**Requirement**
The response should consist of the records, reproduced exactly.

*** Opening Entries supplied ***

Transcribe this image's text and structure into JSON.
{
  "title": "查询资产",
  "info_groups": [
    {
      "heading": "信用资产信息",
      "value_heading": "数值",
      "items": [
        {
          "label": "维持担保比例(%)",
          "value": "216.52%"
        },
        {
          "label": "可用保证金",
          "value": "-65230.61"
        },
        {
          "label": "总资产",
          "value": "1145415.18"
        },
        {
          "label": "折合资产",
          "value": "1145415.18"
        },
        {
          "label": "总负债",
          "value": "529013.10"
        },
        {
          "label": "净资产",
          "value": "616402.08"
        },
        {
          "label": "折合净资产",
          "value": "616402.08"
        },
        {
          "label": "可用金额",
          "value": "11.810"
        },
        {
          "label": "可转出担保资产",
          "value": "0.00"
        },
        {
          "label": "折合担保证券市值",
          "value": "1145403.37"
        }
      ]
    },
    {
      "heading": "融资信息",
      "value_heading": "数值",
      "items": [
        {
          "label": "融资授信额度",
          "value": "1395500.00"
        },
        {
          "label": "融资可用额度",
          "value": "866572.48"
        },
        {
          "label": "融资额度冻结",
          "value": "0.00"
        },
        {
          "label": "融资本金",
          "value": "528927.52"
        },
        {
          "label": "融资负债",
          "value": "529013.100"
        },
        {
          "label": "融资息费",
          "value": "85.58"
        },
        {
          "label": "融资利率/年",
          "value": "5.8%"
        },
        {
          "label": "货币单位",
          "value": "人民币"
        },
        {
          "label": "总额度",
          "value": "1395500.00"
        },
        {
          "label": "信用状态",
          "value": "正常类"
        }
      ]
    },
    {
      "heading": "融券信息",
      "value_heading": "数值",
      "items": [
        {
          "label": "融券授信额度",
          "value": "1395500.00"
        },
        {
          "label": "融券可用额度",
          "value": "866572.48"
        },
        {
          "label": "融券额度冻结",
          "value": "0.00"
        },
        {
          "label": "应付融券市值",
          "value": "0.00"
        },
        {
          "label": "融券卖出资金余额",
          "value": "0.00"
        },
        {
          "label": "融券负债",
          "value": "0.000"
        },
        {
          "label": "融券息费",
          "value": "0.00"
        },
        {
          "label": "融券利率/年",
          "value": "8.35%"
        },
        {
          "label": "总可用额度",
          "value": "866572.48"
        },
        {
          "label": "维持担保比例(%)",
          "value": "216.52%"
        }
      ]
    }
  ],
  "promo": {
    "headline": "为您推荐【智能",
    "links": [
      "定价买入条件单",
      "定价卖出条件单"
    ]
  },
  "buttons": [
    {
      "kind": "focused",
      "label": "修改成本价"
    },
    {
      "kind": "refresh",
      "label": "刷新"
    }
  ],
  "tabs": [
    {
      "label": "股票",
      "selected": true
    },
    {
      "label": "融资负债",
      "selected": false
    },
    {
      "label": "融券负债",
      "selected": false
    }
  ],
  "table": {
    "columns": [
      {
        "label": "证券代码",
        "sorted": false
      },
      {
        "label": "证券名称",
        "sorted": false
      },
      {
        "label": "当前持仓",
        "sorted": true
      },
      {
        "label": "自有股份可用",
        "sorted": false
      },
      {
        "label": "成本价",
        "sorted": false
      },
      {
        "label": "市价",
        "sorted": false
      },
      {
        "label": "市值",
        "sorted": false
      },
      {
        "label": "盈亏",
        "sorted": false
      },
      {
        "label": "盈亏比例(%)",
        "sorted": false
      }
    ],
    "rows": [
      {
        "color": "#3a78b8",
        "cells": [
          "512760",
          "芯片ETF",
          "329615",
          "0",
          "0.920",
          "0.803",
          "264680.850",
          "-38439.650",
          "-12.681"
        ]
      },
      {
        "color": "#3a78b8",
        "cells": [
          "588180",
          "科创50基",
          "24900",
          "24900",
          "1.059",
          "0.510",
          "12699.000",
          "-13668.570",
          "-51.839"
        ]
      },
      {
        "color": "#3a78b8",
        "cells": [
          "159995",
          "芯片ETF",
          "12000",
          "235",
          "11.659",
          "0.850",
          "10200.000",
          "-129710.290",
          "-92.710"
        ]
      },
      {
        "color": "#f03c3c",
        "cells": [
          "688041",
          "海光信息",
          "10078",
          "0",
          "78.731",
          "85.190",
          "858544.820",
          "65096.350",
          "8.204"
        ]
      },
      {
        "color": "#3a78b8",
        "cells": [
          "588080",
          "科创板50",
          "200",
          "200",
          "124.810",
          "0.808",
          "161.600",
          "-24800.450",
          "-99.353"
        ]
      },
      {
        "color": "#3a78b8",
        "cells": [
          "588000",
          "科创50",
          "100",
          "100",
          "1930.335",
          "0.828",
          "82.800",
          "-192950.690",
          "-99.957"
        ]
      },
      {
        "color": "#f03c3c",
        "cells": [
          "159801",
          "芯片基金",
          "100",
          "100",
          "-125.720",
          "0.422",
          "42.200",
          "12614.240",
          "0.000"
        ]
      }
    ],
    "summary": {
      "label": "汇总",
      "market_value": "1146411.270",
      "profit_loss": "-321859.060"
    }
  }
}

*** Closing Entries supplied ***

**Solution to the problem**
Transcribe this image's text and structure into JSON.
{
  "title": "查询资产",
  "info_groups": [
    {
      "heading": "信用资产信息",
      "value_heading": "数值",
      "items": [
        {
          "label": "维持担保比例(%)",
          "value": "216.52%"
        },
        {
          "label": "可用保证金",
          "value": "-65230.61"
        },
        {
          "label": "总资产",
          "value": "1145415.18"
        },
        {
          "label": "折合资产",
          "value": "1145415.18"
        },
        {
          "label": "总负债",
          "value": "529013.10"
        },
        {
          "label": "净资产",
          "value": "616402.08"
        },
        {
          "label": "折合净资产",
          "value": "616402.08"
        },
        {
          "label": "可用金额",
          "value": "11.810"
        },
        {
          "label": "可转出担保资产",
          "value": "0.00"
        },
        {
          "label": "折合担保证券市值",
          "value": "1145403.37"
        }
      ]
    },
    {
      "heading": "融资信息",
      "value_heading": "数值",
      "items": [
        {
          "label": "融资授信额度",
          "value": "1395500.00"
        },
        {
          "label": "融资可用额度",
          "value": "866572.48"
        },
        {
          "label": "融资额度冻结",
          "value": "0.00"
        },
        {
          "label": "融资本金",
          "value": "528927.52"
        },
        {
          "label": "融资负债",
          "value": "529013.100"
        },
        {
          "label": "融资息费",
          "value": "85.58"
        },
        {
          "label": "融资利率/年",
          "value": "5.8%"
        },
        {
          "label": "货币单位",
          "value": "人民币"
        },
        {
          "label": "总额度",
          "value": "1395500.00"
        },
        {
          "label": "信用状态",
          "value": "正常类"
        }
      ]
    },
    {
      "heading": "融券信息",
      "value_heading": "数值",
      "items": [
        {
          "label": "融券授信额度",
          "value": "1395500.00"
        },
        {
          "label": "融券可用额度",
          "value": "866572.48"
        },
        {
          "label": "融券额度冻结",
          "value": "0.00"
        },
        {
          "label": "应付融券市值",
          "value": "0.00"
        },
        {
          "label": "融券卖出资金余额",
          "value": "0.00"
        },
        {
          "label": "融券负债",
          "value": "0.000"
        },
        {
          "label": "融券息费",
          "value": "0.00"
        },
        {
          "label": "融券利率/年",
          "value": "8.35%"
        },
        {
          "label": "总可用额度",
          "value": "866572.48"
        },
        {
          "label": "维持担保比例(%)",
          "value": "216.52%"
        }
      ]
    }
  ],
  "promo": {
    "headline": "为您推荐【智能",
    "links": [
      "定价买入条件单",
      "定价卖出条件单"
    ]
  },
  "buttons": [
    {
      "kind": "focused",
      "label": "修改成本价"
    },
    {
      "kind": "refresh",
      "label": "刷新"
    }
  ],
  "tabs": [
    {
      "label": "股票",
      "selected": true
    },
    {
      "label": "融资负债",
      "selected": false
    },
    {
      "label": "融券负债",
      "selected": false
    }
  ],
  "table": {
    "columns": [
      {
        "label": "证券代码",
        "sorted": false
      },
      {
        "label": "证券名称",
        "sorted": false
      },
      {
        "label": "当前持仓",
        "sorted": true
      },
      {
        "label": "自有股份可用",
        "sorted": false
      },
      {
        "label": "成本价",
        "sorted": false
      },
      {
        "label": "市价",
        "sorted": false
      },
      {
        "label": "市值",
        "sorted": false
      },
      {
        "label": "盈亏",
        "sorted": false
      },
      {
        "label": "盈亏比例(%)",
        "sorted": false
      }
    ],
    "rows": [
      {
        "color": "#3a78b8",
        "cells": [
          "512760",
          "芯片ETF",
          "329615",
          "0",
          "0.920",
          "0.803",
          "264680.850",
          "-38439.650",
          "-12.681"
        ]
      },
      {
        "color": "#3a78b8",
        "cells": [
          "588180",
          "科创50基",
          "24900",
          "24900",
          "1.059",
          "0.510",
          "12699.000",
          "-13668.570",
          "-51.839"
        ]
      },
      {
        "color": "#3a78b8",
        "cells": [
          "159995",
          "芯片ETF",
          "12000",
          "235",
          "11.659",
          "0.850",
          "10200.000",
          "-129710.290",
          "-92.710"
        ]
      },
      {
        "color": "#f03c3c",
        "cells": [
          "688041",
          "海光信息",
          "10078",
          "0",
          "78.731",
          "85.190",
          "858544.820",
          "65096.350",
          "8.204"
        ]
      },
      {
        "color": "#3a78b8",
        "cells": [
          "588080",
          "科创板50",
          "200",
          "200",
          "124.810",
          "0.808",
          "161.600",
          "-24800.450",
          "-99.353"
        ]
      },
      {
        "color": "#3a78b8",
        "cells": [
          "588000",
          "科创50",
          "100",
          "100",
          "1930.335",
          "0.828",
          "82.800",
          "-192950.690",
          "-99.957"
        ]
      },
      {
        "color": "#f03c3c",
        "cells": [
          "159801",
          "芯片基金",
          "100",
          "100",
          "-125.720",
          "0.422",
          "42.200",
          "12614.240",
          "0.000"
        ]
      }
    ],
    "summary": {
      "label": "汇总",
      "market_value": "1146411.270",
      "profit_loss": "-321859.060"
    }
  }
}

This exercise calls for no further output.